- TASK INPUT:
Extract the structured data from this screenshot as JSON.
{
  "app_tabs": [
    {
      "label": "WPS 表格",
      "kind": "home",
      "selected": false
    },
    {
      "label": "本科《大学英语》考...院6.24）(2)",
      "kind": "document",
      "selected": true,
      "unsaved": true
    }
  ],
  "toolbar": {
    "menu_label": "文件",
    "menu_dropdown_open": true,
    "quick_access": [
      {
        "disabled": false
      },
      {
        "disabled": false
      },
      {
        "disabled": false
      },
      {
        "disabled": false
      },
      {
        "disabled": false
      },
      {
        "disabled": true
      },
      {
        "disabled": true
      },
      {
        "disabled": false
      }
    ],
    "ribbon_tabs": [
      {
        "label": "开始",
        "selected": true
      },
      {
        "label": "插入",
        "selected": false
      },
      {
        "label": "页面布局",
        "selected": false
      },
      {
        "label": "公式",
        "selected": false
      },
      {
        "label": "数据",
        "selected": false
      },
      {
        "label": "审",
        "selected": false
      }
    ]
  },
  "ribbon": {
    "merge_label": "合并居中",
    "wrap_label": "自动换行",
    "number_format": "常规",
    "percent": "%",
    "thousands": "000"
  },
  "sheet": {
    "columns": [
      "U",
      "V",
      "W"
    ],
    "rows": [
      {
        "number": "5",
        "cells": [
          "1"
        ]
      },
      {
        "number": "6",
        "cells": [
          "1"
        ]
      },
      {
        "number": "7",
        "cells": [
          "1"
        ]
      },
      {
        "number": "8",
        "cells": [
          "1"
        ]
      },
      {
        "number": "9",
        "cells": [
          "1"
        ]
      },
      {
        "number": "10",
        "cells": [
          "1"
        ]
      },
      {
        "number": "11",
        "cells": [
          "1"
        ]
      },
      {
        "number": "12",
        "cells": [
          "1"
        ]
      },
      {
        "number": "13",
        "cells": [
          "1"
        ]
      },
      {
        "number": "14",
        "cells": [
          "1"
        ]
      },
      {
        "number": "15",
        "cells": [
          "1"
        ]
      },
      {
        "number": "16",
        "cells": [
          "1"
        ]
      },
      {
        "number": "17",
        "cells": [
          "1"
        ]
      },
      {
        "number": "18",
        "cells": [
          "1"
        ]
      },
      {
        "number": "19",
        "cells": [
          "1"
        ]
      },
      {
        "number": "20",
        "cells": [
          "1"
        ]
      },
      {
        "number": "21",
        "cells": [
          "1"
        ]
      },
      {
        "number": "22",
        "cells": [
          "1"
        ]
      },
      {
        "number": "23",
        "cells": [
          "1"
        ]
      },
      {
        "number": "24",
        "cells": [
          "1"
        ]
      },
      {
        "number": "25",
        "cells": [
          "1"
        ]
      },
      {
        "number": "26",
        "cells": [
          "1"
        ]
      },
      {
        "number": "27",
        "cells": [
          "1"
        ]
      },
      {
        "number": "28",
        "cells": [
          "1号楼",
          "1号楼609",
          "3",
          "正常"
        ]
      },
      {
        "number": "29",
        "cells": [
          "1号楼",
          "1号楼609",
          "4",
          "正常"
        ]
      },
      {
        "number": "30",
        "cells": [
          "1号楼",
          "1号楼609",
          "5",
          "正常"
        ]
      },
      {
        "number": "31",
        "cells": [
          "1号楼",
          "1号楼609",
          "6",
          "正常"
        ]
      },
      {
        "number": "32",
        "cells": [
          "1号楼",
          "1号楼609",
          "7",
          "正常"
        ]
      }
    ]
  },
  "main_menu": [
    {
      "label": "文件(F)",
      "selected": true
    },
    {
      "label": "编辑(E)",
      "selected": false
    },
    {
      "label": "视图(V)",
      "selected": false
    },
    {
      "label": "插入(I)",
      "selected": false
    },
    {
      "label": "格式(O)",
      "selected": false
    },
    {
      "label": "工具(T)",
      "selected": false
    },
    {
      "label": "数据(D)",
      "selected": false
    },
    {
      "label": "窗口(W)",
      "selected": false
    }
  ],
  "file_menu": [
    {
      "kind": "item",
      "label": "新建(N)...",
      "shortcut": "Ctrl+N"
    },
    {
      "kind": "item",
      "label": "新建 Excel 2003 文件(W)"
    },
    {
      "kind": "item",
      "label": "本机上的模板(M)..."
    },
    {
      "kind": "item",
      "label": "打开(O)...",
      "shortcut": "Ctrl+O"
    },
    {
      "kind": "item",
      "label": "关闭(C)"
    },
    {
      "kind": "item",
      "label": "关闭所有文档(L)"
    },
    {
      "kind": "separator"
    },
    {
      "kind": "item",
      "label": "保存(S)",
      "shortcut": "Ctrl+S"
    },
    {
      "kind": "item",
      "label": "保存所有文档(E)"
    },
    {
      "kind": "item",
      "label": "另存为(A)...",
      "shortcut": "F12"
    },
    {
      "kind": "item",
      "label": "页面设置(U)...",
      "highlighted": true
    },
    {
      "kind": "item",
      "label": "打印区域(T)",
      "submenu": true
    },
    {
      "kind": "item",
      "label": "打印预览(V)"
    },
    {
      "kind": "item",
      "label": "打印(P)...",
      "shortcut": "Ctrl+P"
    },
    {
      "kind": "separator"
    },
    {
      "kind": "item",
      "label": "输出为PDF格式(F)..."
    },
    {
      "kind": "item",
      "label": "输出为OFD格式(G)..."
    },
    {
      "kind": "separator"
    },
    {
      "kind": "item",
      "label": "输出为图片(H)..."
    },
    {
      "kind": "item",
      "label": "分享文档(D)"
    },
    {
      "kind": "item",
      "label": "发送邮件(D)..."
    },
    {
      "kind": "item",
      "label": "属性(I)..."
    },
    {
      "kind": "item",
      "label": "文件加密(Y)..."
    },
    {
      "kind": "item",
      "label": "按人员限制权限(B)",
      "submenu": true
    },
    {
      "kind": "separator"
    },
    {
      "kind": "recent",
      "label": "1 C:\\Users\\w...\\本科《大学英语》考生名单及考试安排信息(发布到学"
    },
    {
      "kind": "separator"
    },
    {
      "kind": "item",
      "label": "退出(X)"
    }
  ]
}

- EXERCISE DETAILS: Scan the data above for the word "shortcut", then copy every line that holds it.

- RESULT OF THIS EXERCISE:
      "shortcut": "Ctrl+N"
      "shortcut": "Ctrl+O"
      "shortcut": "Ctrl+S"
      "shortcut": "F12"
      "shortcut": "Ctrl+P"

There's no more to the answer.